Educational Technology Research in Higher Education: New Considerations and Evolving Goals


There are too many technologies and they change too quickly for every educational tool to be researched, but there's an opportunity, ironically, thanks to the growth of technology, for institutions and researchers to keep track of and analyze the data created by many educational technologies to help track student success. The various data collected through an LMS or the many digital tools students interact with inside and outside the classroom can be used to track learning outcomes and student success in different ways while also putting more information into the hands of instructors to help them intervene and cater to the different needs and preferences of their students.

Although technology has undoubtedly helped bridge the educational gap for many, it is important to acknowledge that not everyone has equal access to these resources. Significant disparities persist in internet connectivity and in access to devices, and these disparities prevent many individuals from fully benefiting from online learning. Technology isn't the only factor enriching or diminishing the experiences of students with disabilities or impairments, but it is one factor that is within the power of the institution to directly assess, influence, and evolve to the benefit of those students. Institutions should first evaluate the availability of assistive technologies and supports and, if available, their reach and effectiveness in supporting the students who need them. As we move forward, addressing these inequities is essential to ensuring that the full range of learning is available to everyone. By doing so, we can create an inclusive educational environment where every individual has an equal opportunity to learn and thrive.

The immense generative computing power of some of the newer AI technologies can be concerning, especially with regard to the opacity of how and where they get their information. But its ability to process, analyze, and create large volumes of data makes it a tool that should be studied and experimented with, especially by users within the sphere of higher education who are more likely to approach the topic with a mind toward using the tool to benefit and improve student and faculty experiences. Various types of generative AI will likely become commonly used in education and in the workforce, so incorporating it into coursework and lesson planning will be an important step for institutions to take. Careful research, regulation, and reporting of how it's used will help ensure that the higher education community keeps the focus on using this power for good rather than any potential evils.

Overall, technology is only becoming more integral to the various aspects of higher education. Faculty and administrators are working hard to experiment and find the best ways to help students succeed at their institution and prepare them for the workforce of tomorrow.
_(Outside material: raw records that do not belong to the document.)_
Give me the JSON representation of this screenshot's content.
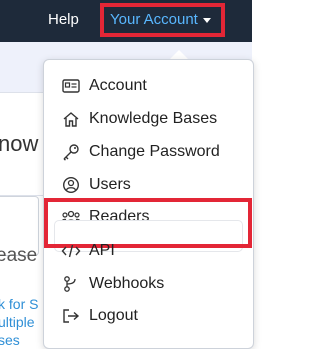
{
  "header": {
    "help_label": "Help",
    "account_label": "Your Account"
  },
  "background": {
    "heading_fragment": "now",
    "input_fragment": "ease",
    "link_lines": [
      "k for S",
      "ultiple",
      "ses"
    ]
  },
  "menu": {
    "items": [
      {
        "label": "Account",
        "icon": "id-card-icon"
      },
      {
        "label": "Knowledge Bases",
        "icon": "home-icon"
      },
      {
        "label": "Change Password",
        "icon": "key-icon"
      },
      {
        "label": "Users",
        "icon": "user-circle-icon"
      },
      {
        "label": "Readers",
        "icon": "readers-icon"
      },
      {
        "label": "API",
        "icon": "code-icon"
      },
      {
        "label": "Webhooks",
        "icon": "webhook-icon"
      },
      {
        "label": "Logout",
        "icon": "logout-icon"
      }
    ]
  },
  "colors": {
    "header_bg": "#1e2a3a",
    "account_link": "#59b7ff",
    "highlight_red": "#e32636"
  }
}
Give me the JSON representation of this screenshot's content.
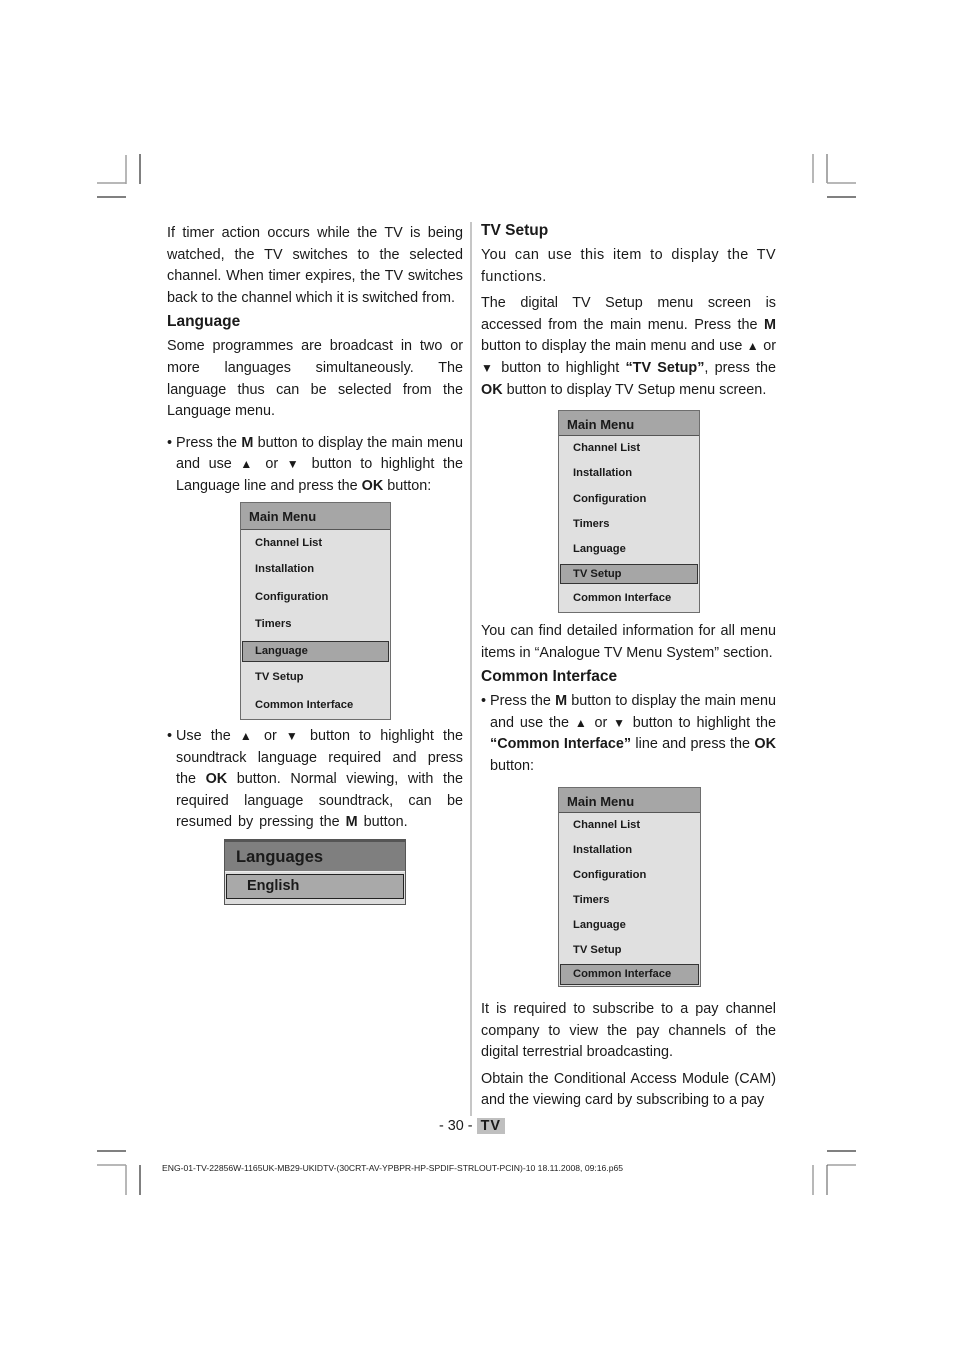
{
  "left_column": {
    "intro": "If timer action occurs while the TV is being watched, the TV switches to the selected channel. When timer expires, the TV switches back to the channel which it is switched from.",
    "language_heading": "Language",
    "language_para": "Some programmes are broadcast in two or more languages simultaneously. The language thus can be selected from the Language menu.",
    "bullet1": {
      "prefix": "Press the ",
      "key_m": "M",
      "mid": " button to display the main menu and use ",
      "up": "▲",
      "or": " or ",
      "down": "▼",
      "rest": " button to highlight the Language line and press the ",
      "key_ok": "OK",
      "suffix": " button:"
    },
    "bullet2": {
      "prefix": "Use the ",
      "up": "▲",
      "or": " or ",
      "down": "▼",
      "mid": " button to highlight the soundtrack language required and press the ",
      "key_ok": "OK",
      "rest": " button. Normal viewing, with the required language soundtrack, can be resumed by pressing the ",
      "key_m": "M",
      "suffix": " button."
    },
    "menu1": {
      "title": "Main Menu",
      "items": [
        "Channel List",
        "Installation",
        "Configuration",
        "Timers",
        "Language",
        "TV Setup",
        "Common Interface"
      ],
      "selected": "Language"
    },
    "languages_box": {
      "title": "Languages",
      "selected_item": "English"
    }
  },
  "right_column": {
    "tvsetup_heading": "TV Setup",
    "tvsetup_para1": "You can use this item to display the TV functions.",
    "tvsetup_para2": {
      "prefix": "The digital TV Setup menu screen is accessed from the main menu. Press the ",
      "key_m": "M",
      "mid": " button to display the main menu and use ",
      "up": "▲",
      "or": " or ",
      "down": "▼",
      "mid2": " button to highlight ",
      "quoted": "“TV Setup”",
      "mid3": ", press the ",
      "key_ok": "OK",
      "suffix": " button to display TV Setup menu screen."
    },
    "menu2": {
      "title": "Main Menu",
      "items": [
        "Channel List",
        "Installation",
        "Configuration",
        "Timers",
        "Language",
        "TV Setup",
        "Common Interface"
      ],
      "selected": "TV Setup"
    },
    "info_para": "You can find detailed information for all menu items in “Analogue TV Menu System” section.",
    "ci_heading": "Common Interface",
    "ci_bullet": {
      "prefix": "Press the ",
      "key_m": "M",
      "mid": " button to display the main menu and use the ",
      "up": "▲",
      "or": " or ",
      "down": "▼",
      "mid2": " button to highlight the ",
      "quoted": "“Common Interface”",
      "mid3": " line and press the ",
      "key_ok": "OK",
      "suffix": " button:"
    },
    "menu3": {
      "title": "Main Menu",
      "items": [
        "Channel List",
        "Installation",
        "Configuration",
        "Timers",
        "Language",
        "TV Setup",
        "Common Interface"
      ],
      "selected": "Common Interface"
    },
    "pay_para": "It is required to subscribe to a pay channel company to view the pay channels of the digital terrestrial broadcasting.",
    "cam_para": "Obtain the Conditional Access Module (CAM) and the viewing card by subscribing to a pay"
  },
  "page_footer": {
    "page_number": "- 30 -",
    "section_tag": "TV",
    "file_info": "ENG-01-TV-22856W-1165UK-MB29-UKIDTV-(30CRT-AV-YPBPR-HP-SPDIF-STRLOUT-PCIN)-10\t18.11.2008, 09:16.p65"
  }
}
Many of them are utilizing new technologies as we speak in incredibly interesting ways. EDUCAUSE has collaborated with HP to find and tell some of the stories about people who are leading the way. Read on to learn more about these exemplar institutions and faculty.